_WHAT YOU NEED TO DO_.
Omitting all images, give the entries that follow again exactly as they read.

►

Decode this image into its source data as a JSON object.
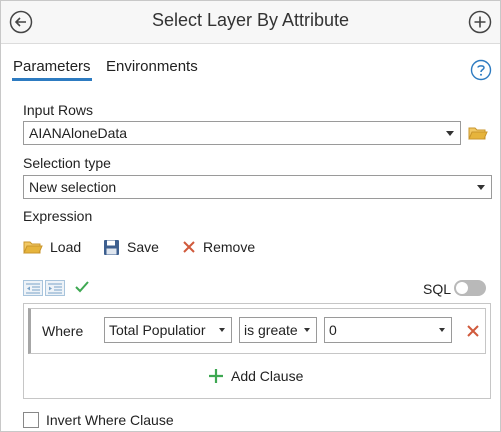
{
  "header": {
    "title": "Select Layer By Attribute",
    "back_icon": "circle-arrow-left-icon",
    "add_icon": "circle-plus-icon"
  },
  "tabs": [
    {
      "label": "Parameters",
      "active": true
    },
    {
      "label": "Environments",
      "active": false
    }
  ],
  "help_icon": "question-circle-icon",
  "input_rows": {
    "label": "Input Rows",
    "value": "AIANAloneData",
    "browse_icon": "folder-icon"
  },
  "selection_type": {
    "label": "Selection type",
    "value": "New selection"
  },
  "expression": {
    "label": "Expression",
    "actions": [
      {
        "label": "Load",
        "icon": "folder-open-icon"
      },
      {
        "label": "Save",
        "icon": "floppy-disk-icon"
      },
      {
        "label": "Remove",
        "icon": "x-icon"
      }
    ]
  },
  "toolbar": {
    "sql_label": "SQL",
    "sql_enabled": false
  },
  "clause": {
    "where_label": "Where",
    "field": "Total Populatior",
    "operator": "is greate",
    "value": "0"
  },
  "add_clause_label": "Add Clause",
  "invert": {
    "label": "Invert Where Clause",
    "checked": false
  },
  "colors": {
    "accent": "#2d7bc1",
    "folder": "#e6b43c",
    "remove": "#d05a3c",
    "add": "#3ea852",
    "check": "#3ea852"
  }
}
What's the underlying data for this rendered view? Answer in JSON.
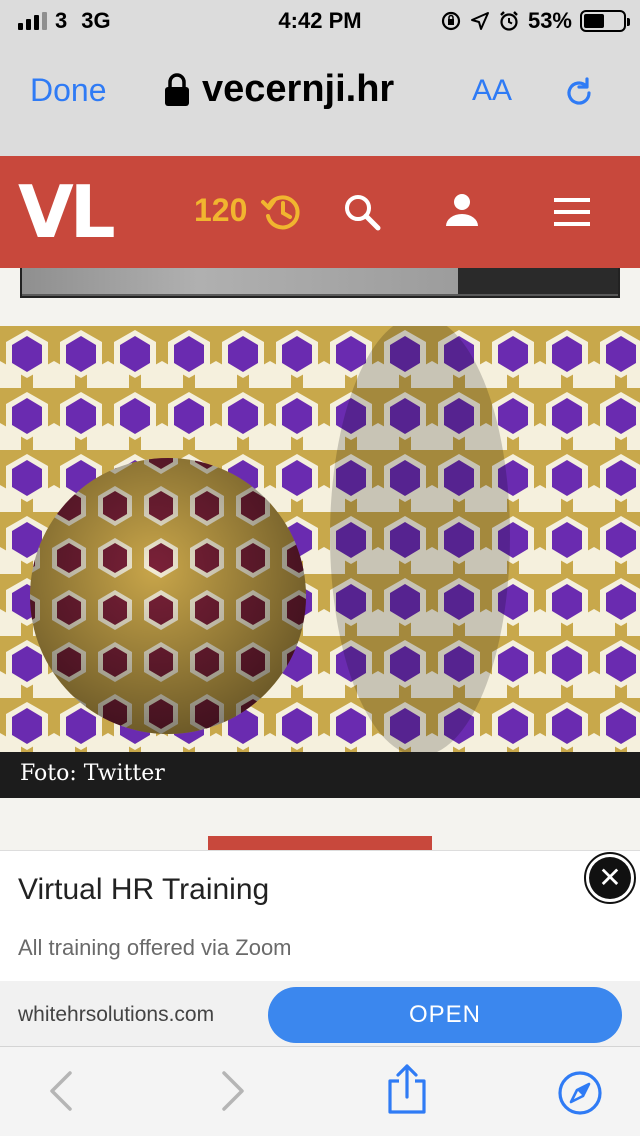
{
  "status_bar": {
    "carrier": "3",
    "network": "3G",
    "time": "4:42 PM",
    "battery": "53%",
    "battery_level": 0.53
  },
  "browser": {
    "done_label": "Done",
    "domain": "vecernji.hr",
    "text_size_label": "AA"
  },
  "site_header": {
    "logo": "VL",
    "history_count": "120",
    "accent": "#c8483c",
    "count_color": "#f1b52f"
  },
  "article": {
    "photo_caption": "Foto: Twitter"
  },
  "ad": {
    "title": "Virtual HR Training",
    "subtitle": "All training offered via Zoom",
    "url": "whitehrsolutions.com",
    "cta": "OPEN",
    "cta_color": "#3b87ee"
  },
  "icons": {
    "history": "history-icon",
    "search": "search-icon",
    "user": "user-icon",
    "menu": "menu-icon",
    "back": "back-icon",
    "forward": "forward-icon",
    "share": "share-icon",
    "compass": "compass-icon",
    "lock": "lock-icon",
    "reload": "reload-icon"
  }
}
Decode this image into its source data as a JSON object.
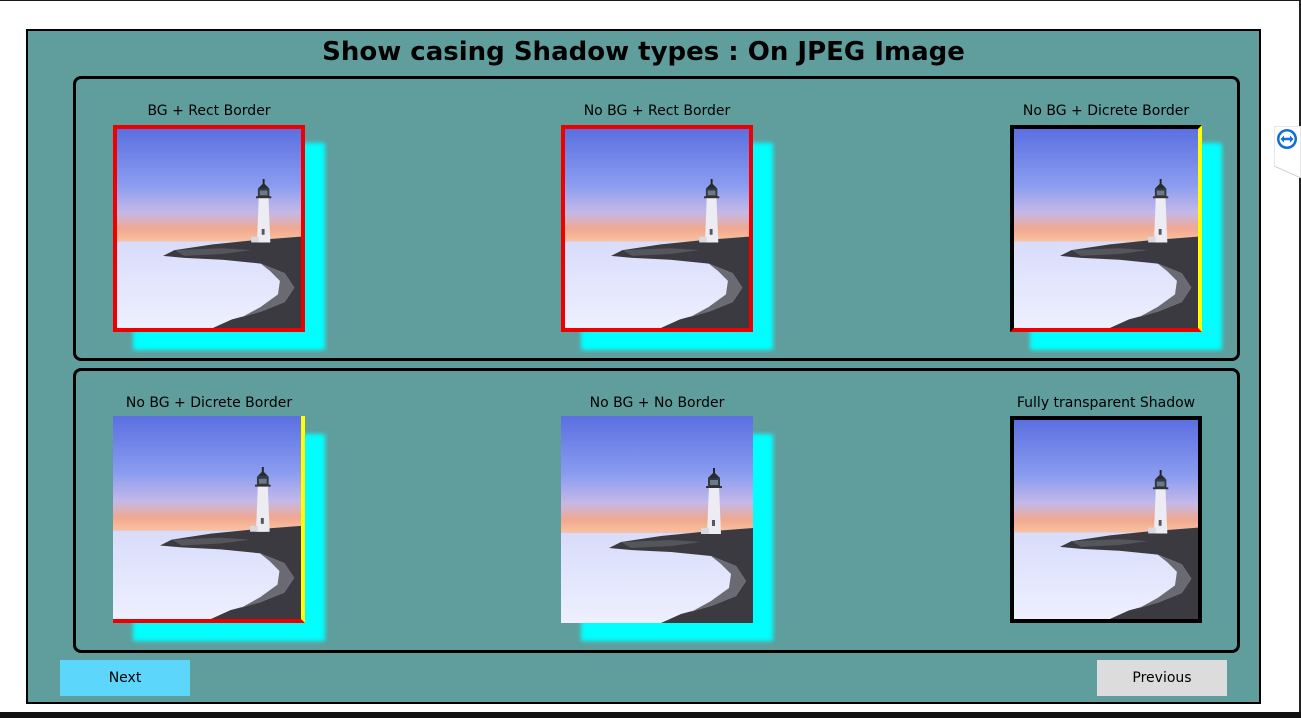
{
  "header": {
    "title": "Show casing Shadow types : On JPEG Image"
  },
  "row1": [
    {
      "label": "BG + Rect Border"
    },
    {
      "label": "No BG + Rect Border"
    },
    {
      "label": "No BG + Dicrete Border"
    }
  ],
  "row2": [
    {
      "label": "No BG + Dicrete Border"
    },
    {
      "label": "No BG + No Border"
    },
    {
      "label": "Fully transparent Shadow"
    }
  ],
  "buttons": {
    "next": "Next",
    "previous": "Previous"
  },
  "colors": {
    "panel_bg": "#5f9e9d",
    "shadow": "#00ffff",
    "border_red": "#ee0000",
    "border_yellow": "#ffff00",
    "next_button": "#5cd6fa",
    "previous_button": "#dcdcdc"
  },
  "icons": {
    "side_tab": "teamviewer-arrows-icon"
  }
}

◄

_ANSWER BELOW_.
Decode this image into its source data as a JSON object.
{
  "header": {
    "title": "Select Layer By Attribute",
    "back_icon": "circle-arrow-left-icon",
    "add_icon": "circle-plus-icon"
  },
  "tabs": [
    {
      "label": "Parameters",
      "active": true
    },
    {
      "label": "Environments",
      "active": false
    }
  ],
  "help_icon": "question-circle-icon",
  "input_rows": {
    "label": "Input Rows",
    "value": "AIANAloneData",
    "browse_icon": "folder-icon"
  },
  "selection_type": {
    "label": "Selection type",
    "value": "New selection"
  },
  "expression": {
    "label": "Expression",
    "actions": [
      {
        "label": "Load",
        "icon": "folder-open-icon"
      },
      {
        "label": "Save",
        "icon": "floppy-disk-icon"
      },
      {
        "label": "Remove",
        "icon": "x-icon"
      }
    ]
  },
  "toolbar": {
    "sql_label": "SQL",
    "sql_enabled": false
  },
  "clause": {
    "where_label": "Where",
    "field": "Total Populatior",
    "operator": "is greate",
    "value": "0"
  },
  "add_clause_label": "Add Clause",
  "invert": {
    "label": "Invert Where Clause",
    "checked": false
  },
  "colors": {
    "accent": "#2d7bc1",
    "folder": "#e6b43c",
    "remove": "#d05a3c",
    "add": "#3ea852",
    "check": "#3ea852"
  }
}
What's the underlying data for this rendered view? Answer in JSON.
{
  "status_bar": {
    "carrier": "3",
    "network": "3G",
    "time": "4:42 PM",
    "battery": "53%",
    "battery_level": 0.53
  },
  "browser": {
    "done_label": "Done",
    "domain": "vecernji.hr",
    "text_size_label": "AA"
  },
  "site_header": {
    "logo": "VL",
    "history_count": "120",
    "accent": "#c8483c",
    "count_color": "#f1b52f"
  },
  "article": {
    "photo_caption": "Foto: Twitter"
  },
  "ad": {
    "title": "Virtual HR Training",
    "subtitle": "All training offered via Zoom",
    "url": "whitehrsolutions.com",
    "cta": "OPEN",
    "cta_color": "#3b87ee"
  },
  "icons": {
    "history": "history-icon",
    "search": "search-icon",
    "user": "user-icon",
    "menu": "menu-icon",
    "back": "back-icon",
    "forward": "forward-icon",
    "share": "share-icon",
    "compass": "compass-icon",
    "lock": "lock-icon",
    "reload": "reload-icon"
  }
}
Decode this image into its source data as a JSON object.
{
  "header": {
    "title": "Show casing Shadow types : On JPEG Image"
  },
  "row1": [
    {
      "label": "BG + Rect Border"
    },
    {
      "label": "No BG + Rect Border"
    },
    {
      "label": "No BG + Dicrete Border"
    }
  ],
  "row2": [
    {
      "label": "No BG + Dicrete Border"
    },
    {
      "label": "No BG + No Border"
    },
    {
      "label": "Fully transparent Shadow"
    }
  ],
  "buttons": {
    "next": "Next",
    "previous": "Previous"
  },
  "colors": {
    "panel_bg": "#5f9e9d",
    "shadow": "#00ffff",
    "border_red": "#ee0000",
    "border_yellow": "#ffff00",
    "next_button": "#5cd6fa",
    "previous_button": "#dcdcdc"
  },
  "icons": {
    "side_tab": "teamviewer-arrows-icon"
  }
}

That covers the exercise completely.